WHAT IS NEEDED →
Each entry listed below should be reproduced word for word.

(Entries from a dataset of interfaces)

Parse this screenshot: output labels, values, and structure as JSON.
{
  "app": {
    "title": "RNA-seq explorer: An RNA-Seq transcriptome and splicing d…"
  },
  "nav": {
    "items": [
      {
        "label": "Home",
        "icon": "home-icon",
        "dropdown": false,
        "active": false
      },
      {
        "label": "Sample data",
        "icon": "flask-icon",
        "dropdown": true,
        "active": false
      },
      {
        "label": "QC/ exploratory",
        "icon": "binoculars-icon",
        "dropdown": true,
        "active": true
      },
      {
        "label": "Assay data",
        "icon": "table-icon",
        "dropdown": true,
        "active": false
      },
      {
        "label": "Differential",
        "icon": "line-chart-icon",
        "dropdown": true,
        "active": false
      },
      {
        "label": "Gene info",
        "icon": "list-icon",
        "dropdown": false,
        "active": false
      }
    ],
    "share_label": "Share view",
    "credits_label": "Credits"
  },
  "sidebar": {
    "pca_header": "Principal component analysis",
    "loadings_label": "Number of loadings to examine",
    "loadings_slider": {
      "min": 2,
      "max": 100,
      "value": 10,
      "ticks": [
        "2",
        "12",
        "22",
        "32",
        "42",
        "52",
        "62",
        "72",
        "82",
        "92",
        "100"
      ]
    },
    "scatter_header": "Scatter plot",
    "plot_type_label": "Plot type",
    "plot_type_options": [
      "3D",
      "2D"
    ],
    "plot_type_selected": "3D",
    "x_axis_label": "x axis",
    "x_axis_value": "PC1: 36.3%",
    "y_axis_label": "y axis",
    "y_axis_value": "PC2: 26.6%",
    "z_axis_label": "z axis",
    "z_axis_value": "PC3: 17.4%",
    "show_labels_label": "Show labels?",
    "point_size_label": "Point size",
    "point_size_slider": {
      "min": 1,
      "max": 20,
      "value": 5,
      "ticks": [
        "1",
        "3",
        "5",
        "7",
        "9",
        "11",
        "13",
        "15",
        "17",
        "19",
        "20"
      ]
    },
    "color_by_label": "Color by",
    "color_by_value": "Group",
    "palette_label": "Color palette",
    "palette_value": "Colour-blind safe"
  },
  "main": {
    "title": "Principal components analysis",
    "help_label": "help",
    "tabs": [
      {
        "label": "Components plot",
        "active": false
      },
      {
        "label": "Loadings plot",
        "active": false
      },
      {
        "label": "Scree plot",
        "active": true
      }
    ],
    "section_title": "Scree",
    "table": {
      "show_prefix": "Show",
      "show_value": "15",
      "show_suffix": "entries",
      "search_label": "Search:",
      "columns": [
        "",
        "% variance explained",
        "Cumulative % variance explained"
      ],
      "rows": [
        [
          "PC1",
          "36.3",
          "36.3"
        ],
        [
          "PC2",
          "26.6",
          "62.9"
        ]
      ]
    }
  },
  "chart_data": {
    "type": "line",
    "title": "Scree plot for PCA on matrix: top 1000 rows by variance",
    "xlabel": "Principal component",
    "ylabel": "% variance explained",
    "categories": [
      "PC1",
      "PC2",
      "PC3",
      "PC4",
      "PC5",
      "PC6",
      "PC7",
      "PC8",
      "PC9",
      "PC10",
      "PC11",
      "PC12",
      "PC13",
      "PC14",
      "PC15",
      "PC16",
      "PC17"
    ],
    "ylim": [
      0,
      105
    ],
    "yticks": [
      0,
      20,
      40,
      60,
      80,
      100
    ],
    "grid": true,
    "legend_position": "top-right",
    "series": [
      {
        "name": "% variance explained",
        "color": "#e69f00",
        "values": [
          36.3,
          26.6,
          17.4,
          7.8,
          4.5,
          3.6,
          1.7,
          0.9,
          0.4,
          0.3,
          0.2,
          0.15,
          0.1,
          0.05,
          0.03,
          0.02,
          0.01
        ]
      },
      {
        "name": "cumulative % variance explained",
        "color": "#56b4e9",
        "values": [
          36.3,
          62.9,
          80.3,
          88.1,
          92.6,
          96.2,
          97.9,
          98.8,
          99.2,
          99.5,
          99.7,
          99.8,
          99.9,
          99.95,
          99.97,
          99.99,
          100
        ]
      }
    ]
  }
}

TASK ANSWER →
Parse this screenshot: output labels, values, and structure as JSON.
{
  "app": {
    "title": "RNA-seq explorer: An RNA-Seq transcriptome and splicing d…"
  },
  "nav": {
    "items": [
      {
        "label": "Home",
        "icon": "home-icon",
        "dropdown": false,
        "active": false
      },
      {
        "label": "Sample data",
        "icon": "flask-icon",
        "dropdown": true,
        "active": false
      },
      {
        "label": "QC/ exploratory",
        "icon": "binoculars-icon",
        "dropdown": true,
        "active": true
      },
      {
        "label": "Assay data",
        "icon": "table-icon",
        "dropdown": true,
        "active": false
      },
      {
        "label": "Differential",
        "icon": "line-chart-icon",
        "dropdown": true,
        "active": false
      },
      {
        "label": "Gene info",
        "icon": "list-icon",
        "dropdown": false,
        "active": false
      }
    ],
    "share_label": "Share view",
    "credits_label": "Credits"
  },
  "sidebar": {
    "pca_header": "Principal component analysis",
    "loadings_label": "Number of loadings to examine",
    "loadings_slider": {
      "min": 2,
      "max": 100,
      "value": 10,
      "ticks": [
        "2",
        "12",
        "22",
        "32",
        "42",
        "52",
        "62",
        "72",
        "82",
        "92",
        "100"
      ]
    },
    "scatter_header": "Scatter plot",
    "plot_type_label": "Plot type",
    "plot_type_options": [
      "3D",
      "2D"
    ],
    "plot_type_selected": "3D",
    "x_axis_label": "x axis",
    "x_axis_value": "PC1: 36.3%",
    "y_axis_label": "y axis",
    "y_axis_value": "PC2: 26.6%",
    "z_axis_label": "z axis",
    "z_axis_value": "PC3: 17.4%",
    "show_labels_label": "Show labels?",
    "point_size_label": "Point size",
    "point_size_slider": {
      "min": 1,
      "max": 20,
      "value": 5,
      "ticks": [
        "1",
        "3",
        "5",
        "7",
        "9",
        "11",
        "13",
        "15",
        "17",
        "19",
        "20"
      ]
    },
    "color_by_label": "Color by",
    "color_by_value": "Group",
    "palette_label": "Color palette",
    "palette_value": "Colour-blind safe"
  },
  "main": {
    "title": "Principal components analysis",
    "help_label": "help",
    "tabs": [
      {
        "label": "Components plot",
        "active": false
      },
      {
        "label": "Loadings plot",
        "active": false
      },
      {
        "label": "Scree plot",
        "active": true
      }
    ],
    "section_title": "Scree",
    "table": {
      "show_prefix": "Show",
      "show_value": "15",
      "show_suffix": "entries",
      "search_label": "Search:",
      "columns": [
        "",
        "% variance explained",
        "Cumulative % variance explained"
      ],
      "rows": [
        [
          "PC1",
          "36.3",
          "36.3"
        ],
        [
          "PC2",
          "26.6",
          "62.9"
        ]
      ]
    }
  },
  "chart_data": {
    "type": "line",
    "title": "Scree plot for PCA on matrix: top 1000 rows by variance",
    "xlabel": "Principal component",
    "ylabel": "% variance explained",
    "categories": [
      "PC1",
      "PC2",
      "PC3",
      "PC4",
      "PC5",
      "PC6",
      "PC7",
      "PC8",
      "PC9",
      "PC10",
      "PC11",
      "PC12",
      "PC13",
      "PC14",
      "PC15",
      "PC16",
      "PC17"
    ],
    "ylim": [
      0,
      105
    ],
    "yticks": [
      0,
      20,
      40,
      60,
      80,
      100
    ],
    "grid": true,
    "legend_position": "top-right",
    "series": [
      {
        "name": "% variance explained",
        "color": "#e69f00",
        "values": [
          36.3,
          26.6,
          17.4,
          7.8,
          4.5,
          3.6,
          1.7,
          0.9,
          0.4,
          0.3,
          0.2,
          0.15,
          0.1,
          0.05,
          0.03,
          0.02,
          0.01
        ]
      },
      {
        "name": "cumulative % variance explained",
        "color": "#56b4e9",
        "values": [
          36.3,
          62.9,
          80.3,
          88.1,
          92.6,
          96.2,
          97.9,
          98.8,
          99.2,
          99.5,
          99.7,
          99.8,
          99.9,
          99.95,
          99.97,
          99.99,
          100
        ]
      }
    ]
  }
}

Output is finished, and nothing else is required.